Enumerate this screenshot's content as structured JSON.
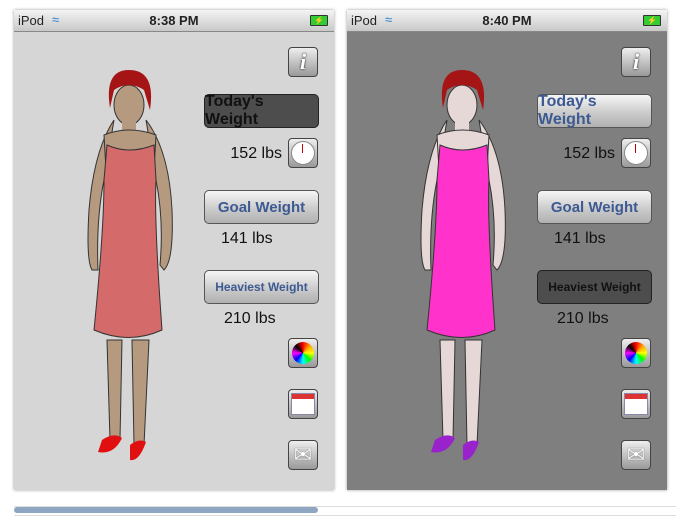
{
  "screens": [
    {
      "carrier": "iPod",
      "time": "8:38 PM",
      "today_label": "Today's Weight",
      "today_value": "152 lbs",
      "goal_label": "Goal Weight",
      "goal_value": "141 lbs",
      "heaviest_label": "Heaviest Weight",
      "heaviest_value": "210 lbs",
      "active": "today",
      "dress": "#d46a6a",
      "skin": "#b59a80",
      "shoes": "#e01010"
    },
    {
      "carrier": "iPod",
      "time": "8:40 PM",
      "today_label": "Today's Weight",
      "today_value": "152 lbs",
      "goal_label": "Goal Weight",
      "goal_value": "141 lbs",
      "heaviest_label": "Heaviest Weight",
      "heaviest_value": "210 lbs",
      "active": "heaviest",
      "dress": "#ff33cc",
      "skin": "#e6d8d6",
      "shoes": "#9a22cc"
    }
  ],
  "icons": {
    "info": "info-icon",
    "scale": "scale-icon",
    "color": "color-wheel-icon",
    "calendar": "calendar-icon",
    "mail": "mail-icon"
  }
}
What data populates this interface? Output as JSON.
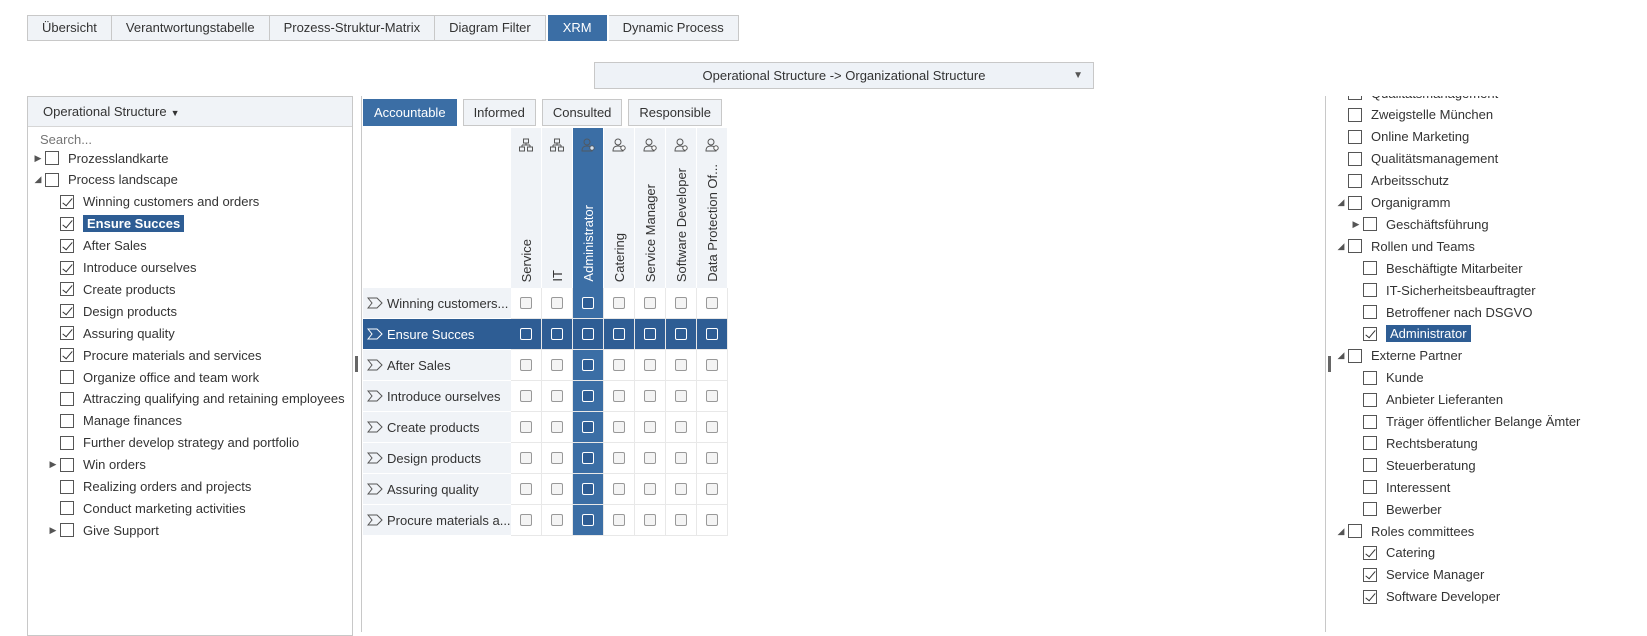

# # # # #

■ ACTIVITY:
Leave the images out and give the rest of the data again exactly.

■ RESULT FOR THIS EXERCISE:
Enumerate this screenshot's content as structured JSON.
{
  "screens": [
    {
      "carrier": "iPod",
      "time": "8:38 PM",
      "today_label": "Today's Weight",
      "today_value": "152 lbs",
      "goal_label": "Goal Weight",
      "goal_value": "141 lbs",
      "heaviest_label": "Heaviest Weight",
      "heaviest_value": "210 lbs",
      "active": "today",
      "dress": "#d46a6a",
      "skin": "#b59a80",
      "shoes": "#e01010"
    },
    {
      "carrier": "iPod",
      "time": "8:40 PM",
      "today_label": "Today's Weight",
      "today_value": "152 lbs",
      "goal_label": "Goal Weight",
      "goal_value": "141 lbs",
      "heaviest_label": "Heaviest Weight",
      "heaviest_value": "210 lbs",
      "active": "heaviest",
      "dress": "#ff33cc",
      "skin": "#e6d8d6",
      "shoes": "#9a22cc"
    }
  ],
  "icons": {
    "info": "info-icon",
    "scale": "scale-icon",
    "color": "color-wheel-icon",
    "calendar": "calendar-icon",
    "mail": "mail-icon"
  }
}
What data populates this interface? Output as JSON.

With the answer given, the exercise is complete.